=== Section Start ===

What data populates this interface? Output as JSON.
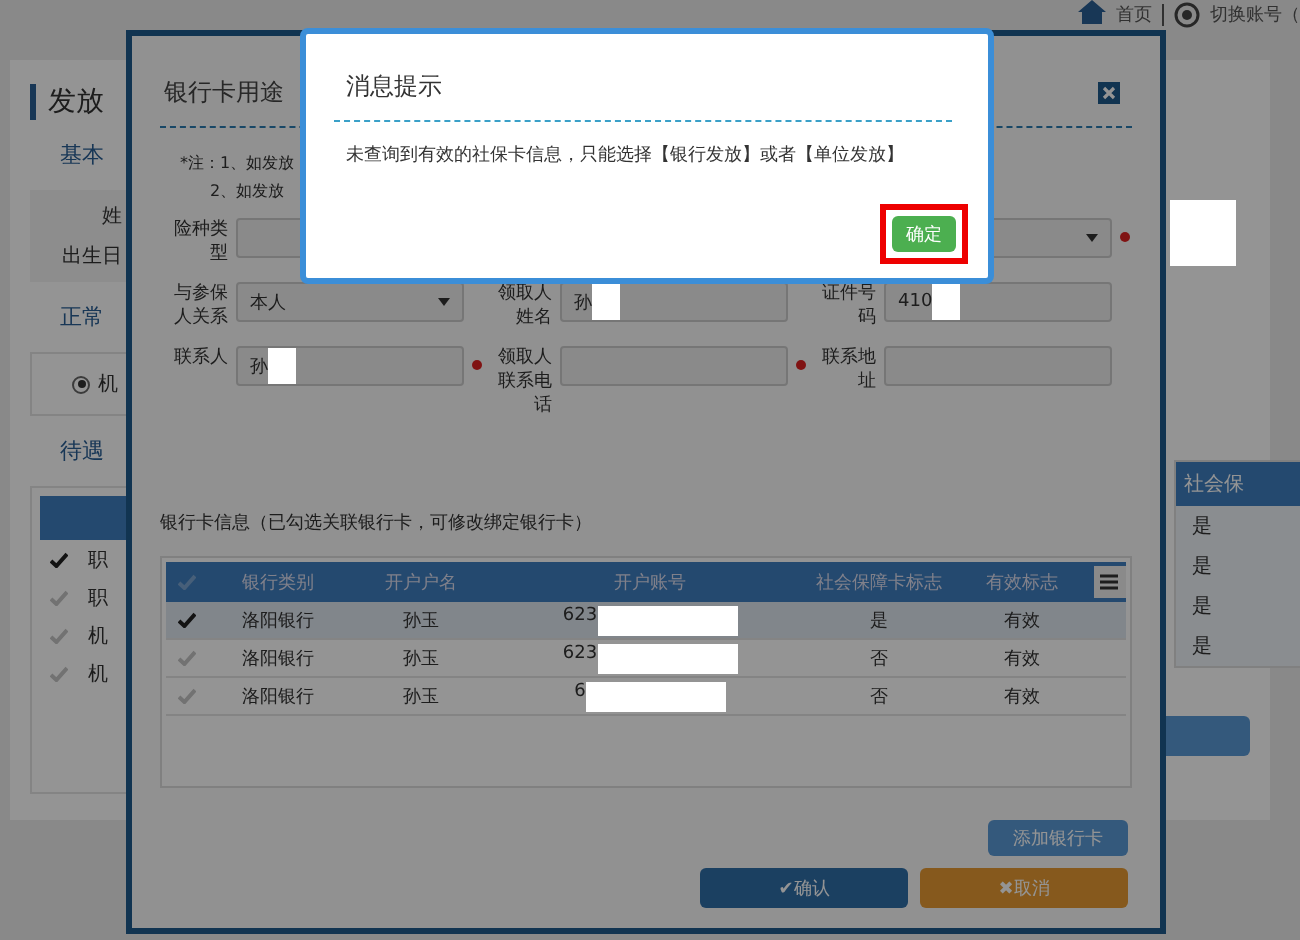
{
  "top_bar": {
    "home_label": "首页",
    "switch_account": "切换账号（"
  },
  "background_page": {
    "title": "发放",
    "basic_heading": "基本",
    "field_labels": [
      "姓",
      "出生日"
    ],
    "normal_heading": "正常",
    "radio": {
      "label": "机",
      "selected": true
    },
    "pending_heading": "待遇",
    "rows": [
      {
        "label": "职",
        "checked": true
      },
      {
        "label": "职",
        "checked": false
      },
      {
        "label": "机",
        "checked": false
      },
      {
        "label": "机",
        "checked": false
      }
    ],
    "right_header": "社会保",
    "right_cells": [
      "是",
      "是",
      "是",
      "是"
    ]
  },
  "dialog": {
    "title": "银行卡用途",
    "notes": [
      "*注：1、如发放",
      "2、如发放"
    ],
    "fields": [
      {
        "label": "险种类型",
        "kind": "select",
        "required": true,
        "redacted": false,
        "wide": true
      },
      {
        "label": "与参保人关系",
        "kind": "select",
        "value": "本人",
        "required": false,
        "redacted": false,
        "wide": false
      },
      {
        "label": "领取人姓名",
        "kind": "text",
        "value": "孙",
        "required": false,
        "redacted": true,
        "wide": false
      },
      {
        "label": "证件号码",
        "kind": "text",
        "value": "410",
        "required": false,
        "redacted": true,
        "wide": false
      },
      {
        "label": "联系人",
        "kind": "text",
        "value": "孙",
        "required": true,
        "redacted": true,
        "wide": false
      },
      {
        "label": "领取人联系电话",
        "kind": "text",
        "required": true,
        "redacted": false,
        "wide": false
      },
      {
        "label": "联系地址",
        "kind": "text",
        "required": false,
        "redacted": false,
        "wide": false
      }
    ],
    "bank_heading": "银行卡信息（已勾选关联银行卡，可修改绑定银行卡）",
    "select_all": false,
    "columns": [
      "银行类别",
      "开户户名",
      "开户账号",
      "社会保障卡标志",
      "有效标志"
    ],
    "rows": [
      {
        "bank": "洛阳银行",
        "name": "孙玉",
        "account": "623",
        "ssc": "是",
        "valid": "有效",
        "selected": true
      },
      {
        "bank": "洛阳银行",
        "name": "孙玉",
        "account": "623",
        "ssc": "否",
        "valid": "有效",
        "selected": false
      },
      {
        "bank": "洛阳银行",
        "name": "孙玉",
        "account": "6",
        "ssc": "否",
        "valid": "有效",
        "selected": false
      }
    ],
    "add_button": "添加银行卡",
    "confirm_button": "✔确认",
    "cancel_button": "✖取消"
  },
  "message_box": {
    "title": "消息提示",
    "text": "未查询到有效的社保卡信息，只能选择【银行发放】或者【单位发放】",
    "ok_button": "确定",
    "highlighted": true
  }
}
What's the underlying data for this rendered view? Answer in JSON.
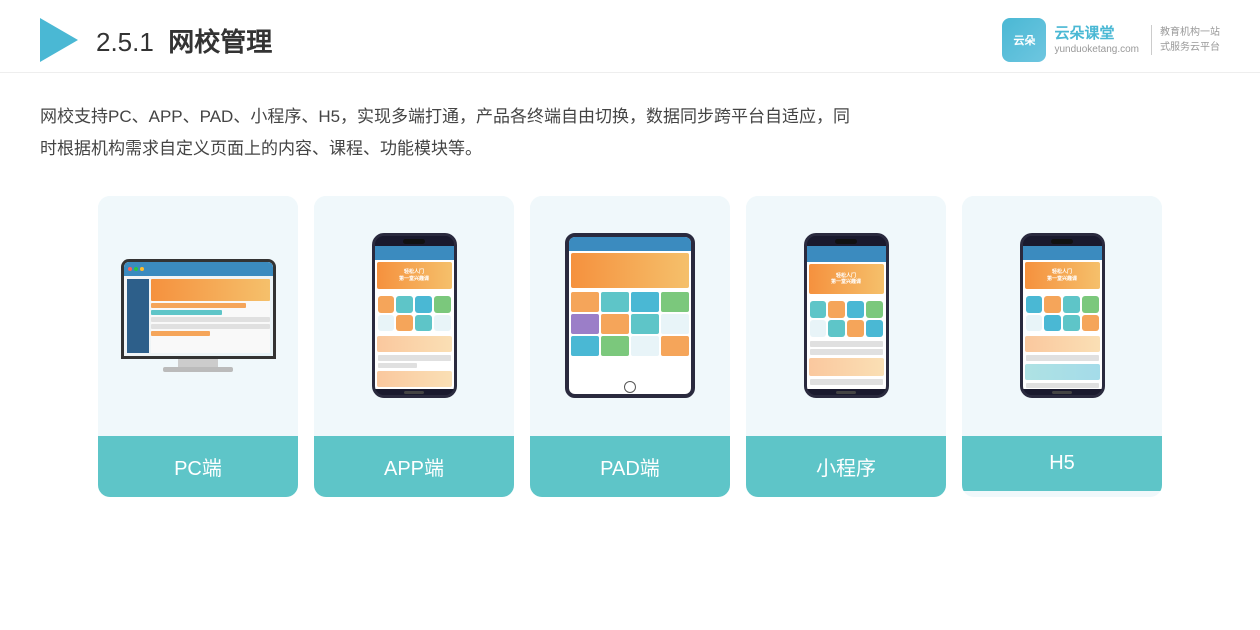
{
  "header": {
    "section_number": "2.5.1",
    "title_plain": "网校管理",
    "logo_name": "云朵课堂",
    "logo_url": "yunduoketang.com",
    "logo_tagline_line1": "教育机构一站",
    "logo_tagline_line2": "式服务云平台"
  },
  "description": {
    "text": "网校支持PC、APP、PAD、小程序、H5，实现多端打通，产品各终端自由切换，数据同步跨平台自适应，同时根据机构需求自定义页面上的内容、课程、功能模块等。"
  },
  "cards": [
    {
      "id": "pc",
      "label": "PC端"
    },
    {
      "id": "app",
      "label": "APP端"
    },
    {
      "id": "pad",
      "label": "PAD端"
    },
    {
      "id": "miniprogram",
      "label": "小程序"
    },
    {
      "id": "h5",
      "label": "H5"
    }
  ]
}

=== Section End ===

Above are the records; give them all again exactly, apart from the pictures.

What data populates this interface? Output as JSON.
{
  "top_bar": {
    "home_label": "首页",
    "switch_account": "切换账号（"
  },
  "background_page": {
    "title": "发放",
    "basic_heading": "基本",
    "field_labels": [
      "姓",
      "出生日"
    ],
    "normal_heading": "正常",
    "radio": {
      "label": "机",
      "selected": true
    },
    "pending_heading": "待遇",
    "rows": [
      {
        "label": "职",
        "checked": true
      },
      {
        "label": "职",
        "checked": false
      },
      {
        "label": "机",
        "checked": false
      },
      {
        "label": "机",
        "checked": false
      }
    ],
    "right_header": "社会保",
    "right_cells": [
      "是",
      "是",
      "是",
      "是"
    ]
  },
  "dialog": {
    "title": "银行卡用途",
    "notes": [
      "*注：1、如发放",
      "2、如发放"
    ],
    "fields": [
      {
        "label": "险种类型",
        "kind": "select",
        "required": true,
        "redacted": false,
        "wide": true
      },
      {
        "label": "与参保人关系",
        "kind": "select",
        "value": "本人",
        "required": false,
        "redacted": false,
        "wide": false
      },
      {
        "label": "领取人姓名",
        "kind": "text",
        "value": "孙",
        "required": false,
        "redacted": true,
        "wide": false
      },
      {
        "label": "证件号码",
        "kind": "text",
        "value": "410",
        "required": false,
        "redacted": true,
        "wide": false
      },
      {
        "label": "联系人",
        "kind": "text",
        "value": "孙",
        "required": true,
        "redacted": true,
        "wide": false
      },
      {
        "label": "领取人联系电话",
        "kind": "text",
        "required": true,
        "redacted": false,
        "wide": false
      },
      {
        "label": "联系地址",
        "kind": "text",
        "required": false,
        "redacted": false,
        "wide": false
      }
    ],
    "bank_heading": "银行卡信息（已勾选关联银行卡，可修改绑定银行卡）",
    "select_all": false,
    "columns": [
      "银行类别",
      "开户户名",
      "开户账号",
      "社会保障卡标志",
      "有效标志"
    ],
    "rows": [
      {
        "bank": "洛阳银行",
        "name": "孙玉",
        "account": "623",
        "ssc": "是",
        "valid": "有效",
        "selected": true
      },
      {
        "bank": "洛阳银行",
        "name": "孙玉",
        "account": "623",
        "ssc": "否",
        "valid": "有效",
        "selected": false
      },
      {
        "bank": "洛阳银行",
        "name": "孙玉",
        "account": "6",
        "ssc": "否",
        "valid": "有效",
        "selected": false
      }
    ],
    "add_button": "添加银行卡",
    "confirm_button": "✔确认",
    "cancel_button": "✖取消"
  },
  "message_box": {
    "title": "消息提示",
    "text": "未查询到有效的社保卡信息，只能选择【银行发放】或者【单位发放】",
    "ok_button": "确定",
    "highlighted": true
  }
}
What's the underlying data for this rendered view? Answer in JSON.
{
  "header": {
    "section_number": "2.5.1",
    "title_plain": "网校管理",
    "logo_name": "云朵课堂",
    "logo_url": "yunduoketang.com",
    "logo_tagline_line1": "教育机构一站",
    "logo_tagline_line2": "式服务云平台"
  },
  "description": {
    "text": "网校支持PC、APP、PAD、小程序、H5，实现多端打通，产品各终端自由切换，数据同步跨平台自适应，同时根据机构需求自定义页面上的内容、课程、功能模块等。"
  },
  "cards": [
    {
      "id": "pc",
      "label": "PC端"
    },
    {
      "id": "app",
      "label": "APP端"
    },
    {
      "id": "pad",
      "label": "PAD端"
    },
    {
      "id": "miniprogram",
      "label": "小程序"
    },
    {
      "id": "h5",
      "label": "H5"
    }
  ]
}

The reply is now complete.